> What to do
Take each line in the entries below that holds "LocalClassExample" and show it.

> Task material
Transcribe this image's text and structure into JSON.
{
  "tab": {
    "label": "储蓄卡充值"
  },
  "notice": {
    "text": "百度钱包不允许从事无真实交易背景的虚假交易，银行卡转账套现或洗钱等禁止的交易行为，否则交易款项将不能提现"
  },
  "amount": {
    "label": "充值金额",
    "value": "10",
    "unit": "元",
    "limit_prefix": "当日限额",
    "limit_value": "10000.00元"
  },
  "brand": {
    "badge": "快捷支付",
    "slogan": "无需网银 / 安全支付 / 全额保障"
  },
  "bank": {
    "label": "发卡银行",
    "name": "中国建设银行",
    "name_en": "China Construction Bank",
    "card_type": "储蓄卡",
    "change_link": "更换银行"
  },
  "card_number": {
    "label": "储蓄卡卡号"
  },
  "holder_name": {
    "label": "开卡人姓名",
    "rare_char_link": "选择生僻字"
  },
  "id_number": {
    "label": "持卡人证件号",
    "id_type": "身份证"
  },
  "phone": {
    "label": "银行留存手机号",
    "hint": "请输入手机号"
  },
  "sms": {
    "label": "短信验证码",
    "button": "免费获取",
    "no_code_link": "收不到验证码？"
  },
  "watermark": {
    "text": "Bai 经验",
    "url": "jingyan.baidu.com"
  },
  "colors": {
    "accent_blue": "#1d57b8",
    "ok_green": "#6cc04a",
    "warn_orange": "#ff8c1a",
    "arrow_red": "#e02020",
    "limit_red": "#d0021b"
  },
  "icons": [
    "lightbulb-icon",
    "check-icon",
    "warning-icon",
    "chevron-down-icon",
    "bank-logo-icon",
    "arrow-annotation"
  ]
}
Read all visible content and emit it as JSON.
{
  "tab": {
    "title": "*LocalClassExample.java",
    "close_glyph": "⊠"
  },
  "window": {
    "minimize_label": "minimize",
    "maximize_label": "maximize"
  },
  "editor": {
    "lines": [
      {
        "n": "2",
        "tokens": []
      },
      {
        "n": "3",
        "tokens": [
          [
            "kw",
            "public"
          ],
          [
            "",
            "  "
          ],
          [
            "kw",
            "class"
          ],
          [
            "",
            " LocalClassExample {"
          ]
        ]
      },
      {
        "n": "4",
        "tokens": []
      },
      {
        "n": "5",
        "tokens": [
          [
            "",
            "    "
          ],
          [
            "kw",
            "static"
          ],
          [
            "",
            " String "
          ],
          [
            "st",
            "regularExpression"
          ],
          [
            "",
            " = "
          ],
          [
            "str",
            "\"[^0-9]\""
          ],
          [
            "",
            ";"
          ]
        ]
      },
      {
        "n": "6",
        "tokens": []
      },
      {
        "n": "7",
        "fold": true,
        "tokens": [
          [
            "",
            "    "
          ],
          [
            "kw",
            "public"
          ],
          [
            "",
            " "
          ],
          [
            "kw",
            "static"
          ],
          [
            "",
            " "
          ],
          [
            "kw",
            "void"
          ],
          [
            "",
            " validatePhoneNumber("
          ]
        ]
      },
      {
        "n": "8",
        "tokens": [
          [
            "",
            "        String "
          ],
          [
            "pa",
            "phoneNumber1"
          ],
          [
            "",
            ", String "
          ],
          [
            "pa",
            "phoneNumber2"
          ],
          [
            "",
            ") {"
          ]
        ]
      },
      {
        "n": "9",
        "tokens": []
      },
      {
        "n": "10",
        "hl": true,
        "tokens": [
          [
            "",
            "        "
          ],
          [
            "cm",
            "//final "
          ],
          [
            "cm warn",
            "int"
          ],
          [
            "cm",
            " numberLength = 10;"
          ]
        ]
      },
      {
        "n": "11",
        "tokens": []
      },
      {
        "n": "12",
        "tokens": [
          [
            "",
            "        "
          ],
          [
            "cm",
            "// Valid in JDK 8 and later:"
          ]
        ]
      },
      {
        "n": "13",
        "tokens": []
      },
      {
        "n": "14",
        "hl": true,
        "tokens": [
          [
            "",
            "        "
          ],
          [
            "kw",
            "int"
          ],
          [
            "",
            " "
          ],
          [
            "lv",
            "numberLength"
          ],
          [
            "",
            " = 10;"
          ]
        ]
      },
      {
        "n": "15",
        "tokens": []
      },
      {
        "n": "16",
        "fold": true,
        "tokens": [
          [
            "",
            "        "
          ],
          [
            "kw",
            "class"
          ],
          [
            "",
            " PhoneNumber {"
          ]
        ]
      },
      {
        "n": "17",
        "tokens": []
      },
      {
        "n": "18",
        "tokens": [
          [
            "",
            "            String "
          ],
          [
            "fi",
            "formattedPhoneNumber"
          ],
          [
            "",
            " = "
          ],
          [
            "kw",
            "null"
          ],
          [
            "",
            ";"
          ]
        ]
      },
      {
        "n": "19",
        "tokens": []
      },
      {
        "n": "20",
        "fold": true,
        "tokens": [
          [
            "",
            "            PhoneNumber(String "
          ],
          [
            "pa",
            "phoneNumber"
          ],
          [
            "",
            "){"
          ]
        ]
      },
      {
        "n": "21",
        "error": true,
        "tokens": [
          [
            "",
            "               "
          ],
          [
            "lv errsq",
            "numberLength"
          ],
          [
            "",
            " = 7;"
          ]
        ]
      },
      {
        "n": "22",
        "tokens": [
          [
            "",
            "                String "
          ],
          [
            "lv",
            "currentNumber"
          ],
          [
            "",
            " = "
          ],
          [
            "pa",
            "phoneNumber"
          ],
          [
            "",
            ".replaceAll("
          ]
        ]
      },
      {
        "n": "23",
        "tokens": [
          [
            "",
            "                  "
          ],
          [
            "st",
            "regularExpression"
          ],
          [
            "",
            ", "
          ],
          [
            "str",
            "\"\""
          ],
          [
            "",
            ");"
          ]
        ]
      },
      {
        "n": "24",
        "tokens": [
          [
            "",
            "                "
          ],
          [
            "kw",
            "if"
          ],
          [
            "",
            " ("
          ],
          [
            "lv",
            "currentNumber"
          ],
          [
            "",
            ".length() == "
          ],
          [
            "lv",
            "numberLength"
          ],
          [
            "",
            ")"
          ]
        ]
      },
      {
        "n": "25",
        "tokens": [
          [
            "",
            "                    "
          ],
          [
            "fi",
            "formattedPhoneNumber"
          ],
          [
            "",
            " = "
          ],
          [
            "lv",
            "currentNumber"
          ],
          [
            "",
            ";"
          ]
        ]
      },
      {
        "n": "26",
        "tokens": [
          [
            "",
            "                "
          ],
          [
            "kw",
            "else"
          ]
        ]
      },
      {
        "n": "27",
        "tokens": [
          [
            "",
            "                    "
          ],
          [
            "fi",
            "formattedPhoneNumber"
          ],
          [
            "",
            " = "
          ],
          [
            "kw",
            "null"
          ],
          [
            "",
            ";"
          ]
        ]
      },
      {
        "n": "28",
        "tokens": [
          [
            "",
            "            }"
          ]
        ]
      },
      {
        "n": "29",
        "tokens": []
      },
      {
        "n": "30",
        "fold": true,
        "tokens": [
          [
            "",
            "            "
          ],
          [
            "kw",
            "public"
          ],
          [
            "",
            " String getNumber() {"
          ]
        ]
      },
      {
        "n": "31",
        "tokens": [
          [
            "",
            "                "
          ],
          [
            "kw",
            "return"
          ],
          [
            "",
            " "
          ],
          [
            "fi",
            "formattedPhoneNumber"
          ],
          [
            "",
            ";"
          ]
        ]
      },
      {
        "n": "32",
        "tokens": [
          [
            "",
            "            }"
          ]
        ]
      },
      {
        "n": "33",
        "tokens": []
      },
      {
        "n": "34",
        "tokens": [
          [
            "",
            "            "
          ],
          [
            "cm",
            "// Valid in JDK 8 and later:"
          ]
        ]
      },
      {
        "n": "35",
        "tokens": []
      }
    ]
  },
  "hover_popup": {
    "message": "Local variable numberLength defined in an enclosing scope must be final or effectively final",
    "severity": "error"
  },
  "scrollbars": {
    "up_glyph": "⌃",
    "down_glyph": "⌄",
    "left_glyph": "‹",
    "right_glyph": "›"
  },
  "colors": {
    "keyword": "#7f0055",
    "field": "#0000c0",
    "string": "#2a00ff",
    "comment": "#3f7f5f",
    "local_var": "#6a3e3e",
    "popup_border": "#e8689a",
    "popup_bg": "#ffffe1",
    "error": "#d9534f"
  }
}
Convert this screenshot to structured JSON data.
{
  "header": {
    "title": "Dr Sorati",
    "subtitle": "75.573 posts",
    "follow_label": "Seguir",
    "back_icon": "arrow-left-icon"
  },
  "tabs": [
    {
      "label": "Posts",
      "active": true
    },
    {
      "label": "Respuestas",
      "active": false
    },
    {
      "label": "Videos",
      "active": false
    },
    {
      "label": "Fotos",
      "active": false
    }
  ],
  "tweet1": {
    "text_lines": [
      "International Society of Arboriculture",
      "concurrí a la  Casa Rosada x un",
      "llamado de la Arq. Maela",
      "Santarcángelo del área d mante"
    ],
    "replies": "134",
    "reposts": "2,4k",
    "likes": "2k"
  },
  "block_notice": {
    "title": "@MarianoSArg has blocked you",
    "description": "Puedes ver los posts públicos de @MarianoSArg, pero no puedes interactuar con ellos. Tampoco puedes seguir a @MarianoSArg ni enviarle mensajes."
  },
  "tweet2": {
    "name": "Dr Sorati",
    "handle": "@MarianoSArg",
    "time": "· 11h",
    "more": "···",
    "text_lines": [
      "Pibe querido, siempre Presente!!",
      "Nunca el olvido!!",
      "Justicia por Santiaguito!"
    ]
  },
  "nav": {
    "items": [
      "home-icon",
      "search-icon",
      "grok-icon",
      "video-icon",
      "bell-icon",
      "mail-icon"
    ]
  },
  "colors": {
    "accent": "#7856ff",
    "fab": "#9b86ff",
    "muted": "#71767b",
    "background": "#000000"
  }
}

> Written answer
    "title": "*LocalClassExample.java",
            " LocalClassExample {"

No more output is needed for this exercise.